- TASK ITEM
Count the lines below that contain the word "Summary", and state only that number.
═══
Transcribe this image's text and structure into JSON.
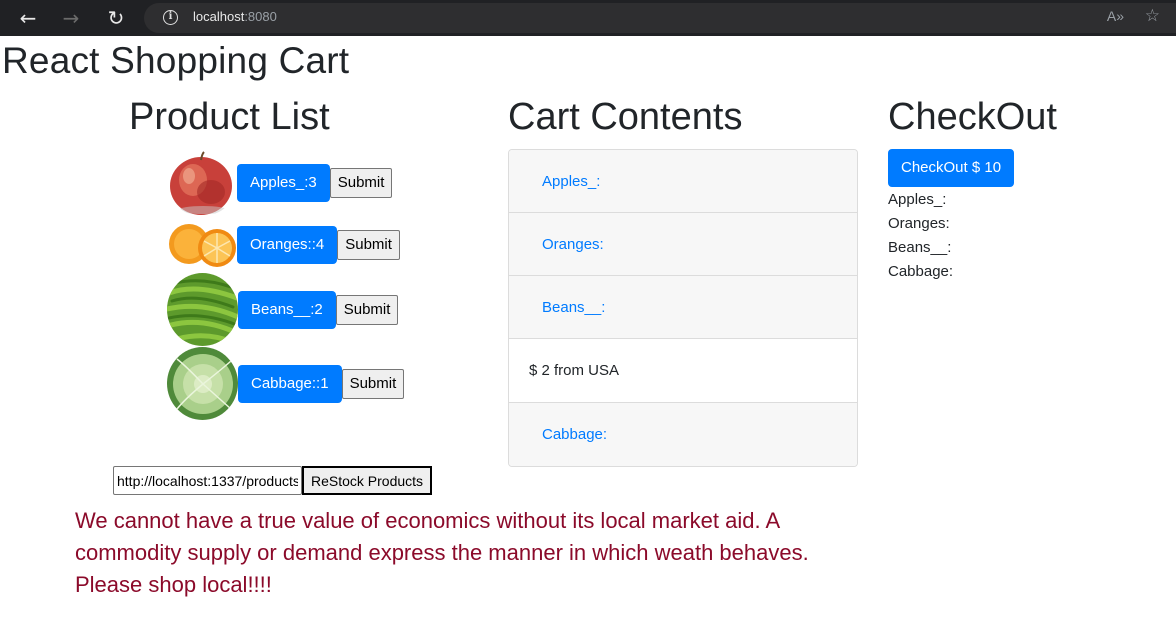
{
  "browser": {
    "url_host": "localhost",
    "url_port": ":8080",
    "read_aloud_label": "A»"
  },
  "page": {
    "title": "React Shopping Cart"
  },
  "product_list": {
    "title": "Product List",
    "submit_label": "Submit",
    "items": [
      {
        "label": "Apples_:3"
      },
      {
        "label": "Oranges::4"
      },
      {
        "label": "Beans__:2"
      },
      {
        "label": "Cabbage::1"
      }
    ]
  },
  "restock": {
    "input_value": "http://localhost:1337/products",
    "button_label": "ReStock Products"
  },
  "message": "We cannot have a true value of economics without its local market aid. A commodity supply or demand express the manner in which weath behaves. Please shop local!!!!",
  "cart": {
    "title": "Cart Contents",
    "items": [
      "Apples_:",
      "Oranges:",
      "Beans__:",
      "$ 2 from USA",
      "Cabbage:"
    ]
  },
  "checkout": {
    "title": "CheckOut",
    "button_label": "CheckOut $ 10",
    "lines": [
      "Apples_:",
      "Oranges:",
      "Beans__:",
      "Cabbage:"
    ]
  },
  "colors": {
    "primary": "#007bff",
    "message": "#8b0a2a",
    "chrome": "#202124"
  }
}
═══
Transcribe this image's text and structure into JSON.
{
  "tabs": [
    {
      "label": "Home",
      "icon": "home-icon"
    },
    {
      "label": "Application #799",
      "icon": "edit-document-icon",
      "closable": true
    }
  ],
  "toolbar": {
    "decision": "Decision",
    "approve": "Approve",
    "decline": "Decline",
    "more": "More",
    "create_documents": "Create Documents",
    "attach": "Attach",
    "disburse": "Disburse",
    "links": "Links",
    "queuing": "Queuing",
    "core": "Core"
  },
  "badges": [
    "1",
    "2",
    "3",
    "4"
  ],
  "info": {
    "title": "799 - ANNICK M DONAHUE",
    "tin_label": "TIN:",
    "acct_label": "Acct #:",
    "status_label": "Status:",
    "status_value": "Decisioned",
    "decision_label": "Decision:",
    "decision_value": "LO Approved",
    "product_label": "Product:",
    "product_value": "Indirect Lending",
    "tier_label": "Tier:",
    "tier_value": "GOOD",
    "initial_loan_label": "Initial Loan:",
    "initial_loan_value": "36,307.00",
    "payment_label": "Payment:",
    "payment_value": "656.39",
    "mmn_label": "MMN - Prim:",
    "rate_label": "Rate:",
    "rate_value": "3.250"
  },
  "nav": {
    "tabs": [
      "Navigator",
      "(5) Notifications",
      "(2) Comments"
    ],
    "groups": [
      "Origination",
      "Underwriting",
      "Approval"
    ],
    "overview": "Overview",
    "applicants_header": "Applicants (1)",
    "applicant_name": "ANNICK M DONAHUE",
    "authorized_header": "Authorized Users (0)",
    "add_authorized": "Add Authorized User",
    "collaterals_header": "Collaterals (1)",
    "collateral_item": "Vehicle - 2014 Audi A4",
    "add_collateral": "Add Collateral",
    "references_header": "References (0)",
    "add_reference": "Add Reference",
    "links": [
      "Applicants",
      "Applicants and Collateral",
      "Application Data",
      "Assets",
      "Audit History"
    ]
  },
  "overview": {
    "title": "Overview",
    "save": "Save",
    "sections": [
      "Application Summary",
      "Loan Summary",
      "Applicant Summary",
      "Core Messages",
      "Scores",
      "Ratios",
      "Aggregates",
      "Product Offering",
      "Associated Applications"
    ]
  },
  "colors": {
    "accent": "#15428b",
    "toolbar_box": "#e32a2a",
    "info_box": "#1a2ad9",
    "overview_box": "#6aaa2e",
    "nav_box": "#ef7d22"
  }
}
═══
- TASK RESULT
3